What is expected
In the data below, locate each line with the word "maximum" and list it.

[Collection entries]
--------------------------------------------------
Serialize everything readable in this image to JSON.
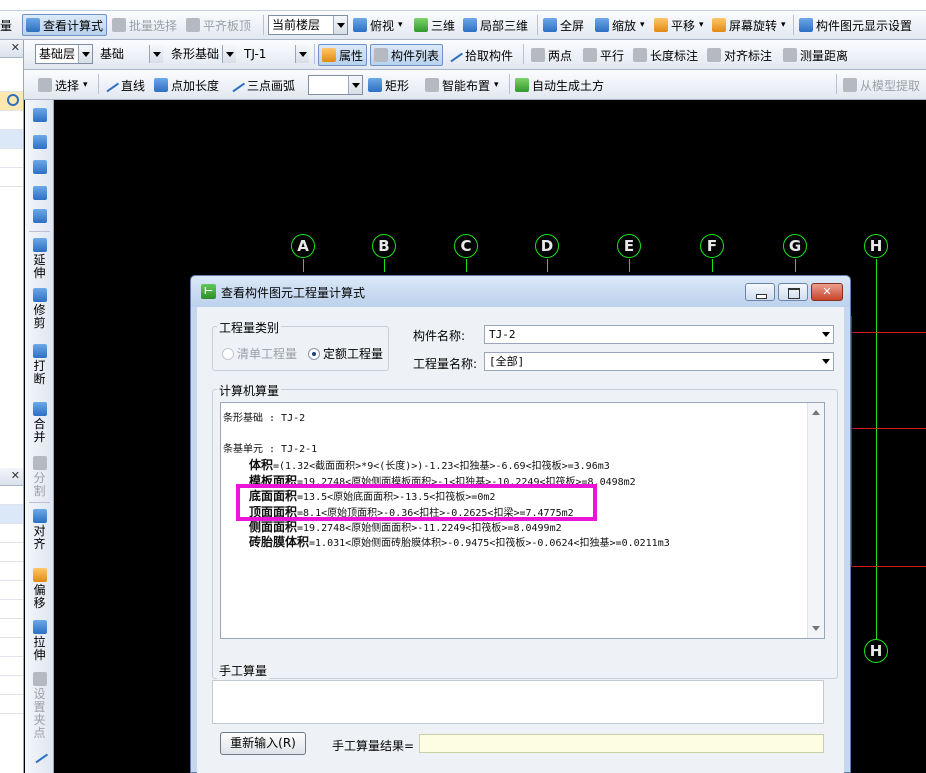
{
  "toolbar_top": {
    "partial_left": "量",
    "view_calc": "查看计算式",
    "batch_select": "批量选择",
    "level_slab": "平齐板顶",
    "floor_select": "当前楼层",
    "view_top": "俯视",
    "view_3d": "三维",
    "view_local_3d": "局部三维",
    "fullscreen": "全屏",
    "zoom": "缩放",
    "pan": "平移",
    "rotate_screen": "屏幕旋转",
    "display_settings": "构件图元显示设置"
  },
  "toolbar_mid": {
    "layer": "基础层",
    "category": "基础",
    "type": "条形基础",
    "element": "TJ-1",
    "properties": "属性",
    "component_list": "构件列表",
    "pick_component": "拾取构件",
    "two_points": "两点",
    "parallel": "平行",
    "length_dim": "长度标注",
    "aligned_dim": "对齐标注",
    "measure": "测量距离"
  },
  "toolbar_draw": {
    "select": "选择",
    "line": "直线",
    "point_length": "点加长度",
    "arc": "三点画弧",
    "rect": "矩形",
    "smart_layout": "智能布置",
    "auto_earthwork": "自动生成土方",
    "extract_from_model": "从模型提取"
  },
  "left_tools": {
    "extend": "延伸",
    "trim": "修剪",
    "break": "打断",
    "merge": "合并",
    "split": "分割",
    "align": "对齐",
    "offset": "偏移",
    "stretch": "拉伸",
    "set_grip": "设置夹点"
  },
  "canvas": {
    "axes": [
      "A",
      "B",
      "C",
      "D",
      "E",
      "F",
      "G",
      "H"
    ],
    "axis_bottom": "H"
  },
  "dialog": {
    "title": "查看构件图元工程量计算式",
    "quantity_type_label": "工程量类别",
    "radio_bill": "清单工程量",
    "radio_quota": "定额工程量",
    "component_name_label": "构件名称:",
    "component_name_value": "TJ-2",
    "quantity_name_label": "工程量名称:",
    "quantity_name_value": "[全部]",
    "computer_calc_label": "计算机算量",
    "calc": {
      "line1": "条形基础 : TJ-2",
      "line2": "条基单元 : TJ-2-1",
      "volume_label": "体积",
      "volume_expr": "=(1.32<截面面积>*9<(长度)>)-1.23<扣独基>-6.69<扣筏板>=3.96m3",
      "formwork_label": "模板面积",
      "formwork_expr": "=19.2748<原始侧面模板面积>-1<扣独基>-10.2249<扣筏板>=8.0498m2",
      "bottom_label": "底面面积",
      "bottom_expr": "=13.5<原始底面面积>-13.5<扣筏板>=0m2",
      "top_label": "顶面面积",
      "top_expr": "=8.1<原始顶面积>-0.36<扣柱>-0.2625<扣梁>=7.4775m2",
      "side_label": "侧面面积",
      "side_expr": "=19.2748<原始侧面面积>-11.2249<扣筏板>=8.0499m2",
      "brick_label": "砖胎膜体积",
      "brick_expr": "=1.031<原始侧面砖胎膜体积>-0.9475<扣筏板>-0.0624<扣独基>=0.0211m3"
    },
    "manual_calc_label": "手工算量",
    "reenter_button": "重新输入(R)",
    "manual_result_label": "手工算量结果="
  }
}
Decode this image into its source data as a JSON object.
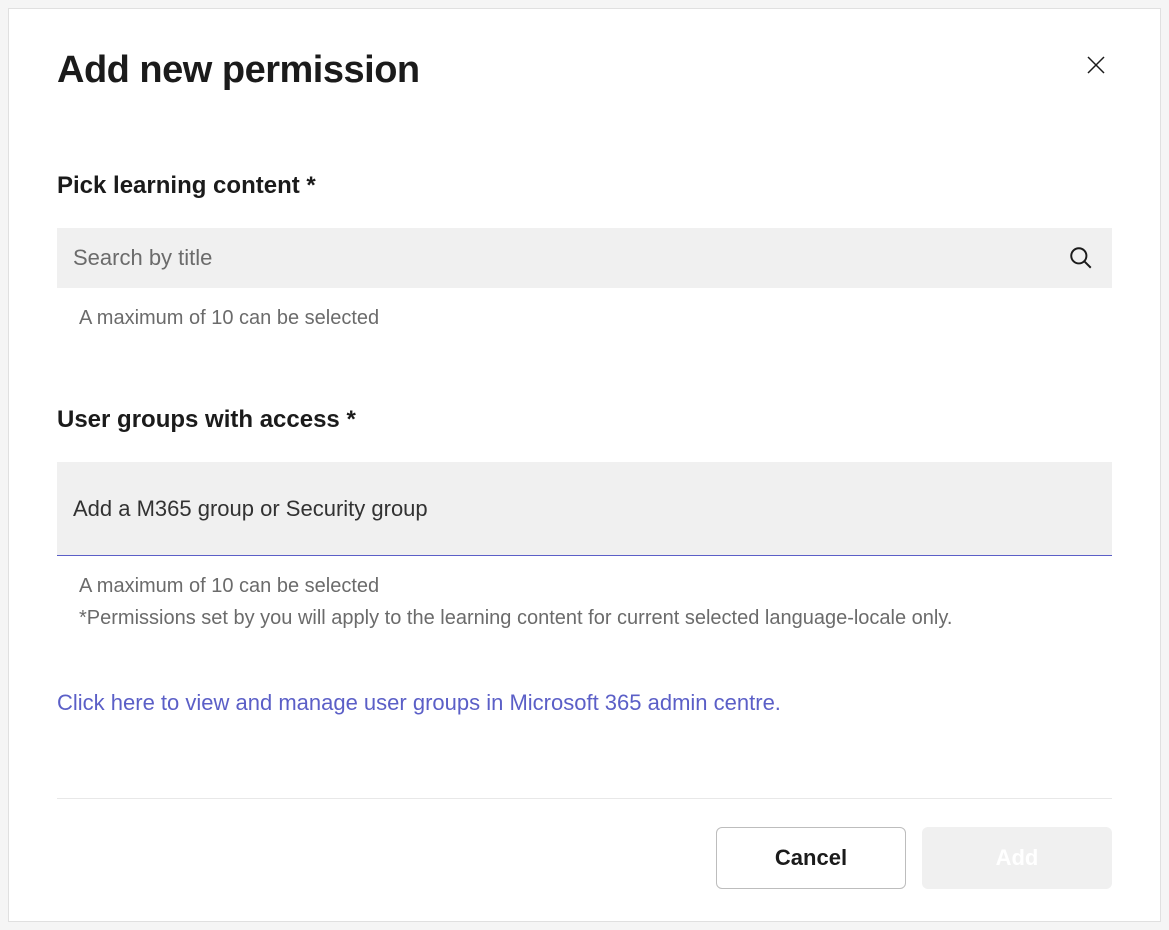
{
  "dialog": {
    "title": "Add new permission"
  },
  "learningContent": {
    "label": "Pick learning content *",
    "placeholder": "Search by title",
    "helper": "A maximum of 10 can be selected"
  },
  "userGroups": {
    "label": "User groups with access *",
    "placeholder": "Add a M365 group or Security group",
    "helper1": "A maximum of 10 can be selected",
    "helper2": "*Permissions set by you will apply to the learning content for current selected language-locale only."
  },
  "link": {
    "text": "Click here to view and manage user groups in Microsoft 365 admin centre."
  },
  "footer": {
    "cancel": "Cancel",
    "add": "Add"
  }
}
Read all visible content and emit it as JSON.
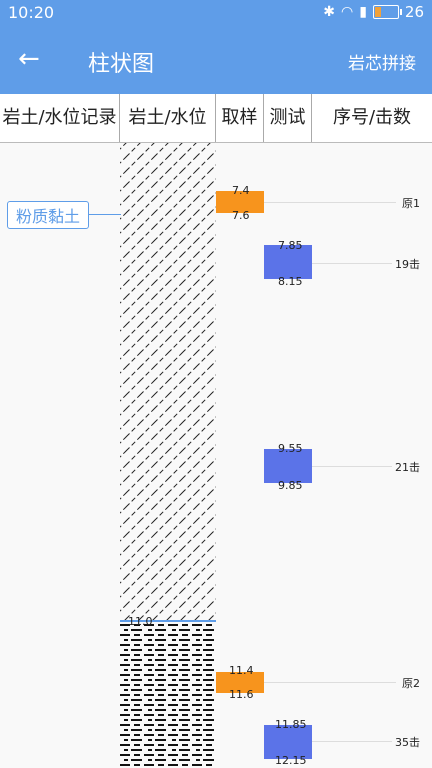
{
  "status": {
    "time": "10:20",
    "battery_level": "26",
    "icons": [
      "bluetooth-icon",
      "wifi-icon",
      "signal-icon",
      "battery-icon"
    ]
  },
  "appbar": {
    "title": "柱状图",
    "action": "岩芯拼接"
  },
  "header": {
    "col1": "岩土/水位记录",
    "col2": "岩土/水位",
    "col3": "取样",
    "col4": "测试",
    "col5": "序号/击数"
  },
  "layer": {
    "name": "粉质黏土",
    "water_level": "11.0"
  },
  "samples": [
    {
      "top": "7.4",
      "bottom": "7.6",
      "label": "原1"
    },
    {
      "top": "11.4",
      "bottom": "11.6",
      "label": "原2"
    }
  ],
  "tests": [
    {
      "top": "7.85",
      "bottom": "8.15",
      "label": "19击"
    },
    {
      "top": "9.55",
      "bottom": "9.85",
      "label": "21击"
    },
    {
      "top": "11.85",
      "bottom": "12.15",
      "label": "35击"
    }
  ],
  "colors": {
    "primary": "#5f9de8",
    "sample": "#f7941d",
    "test": "#5b73e8"
  }
}
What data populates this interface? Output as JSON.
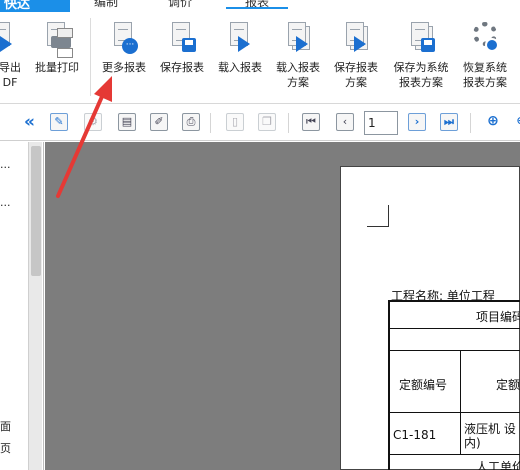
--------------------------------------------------
Exercise result
    "helper": "A maximum of 10 can be selected"
    "helper1": "A maximum of 10 can be selected",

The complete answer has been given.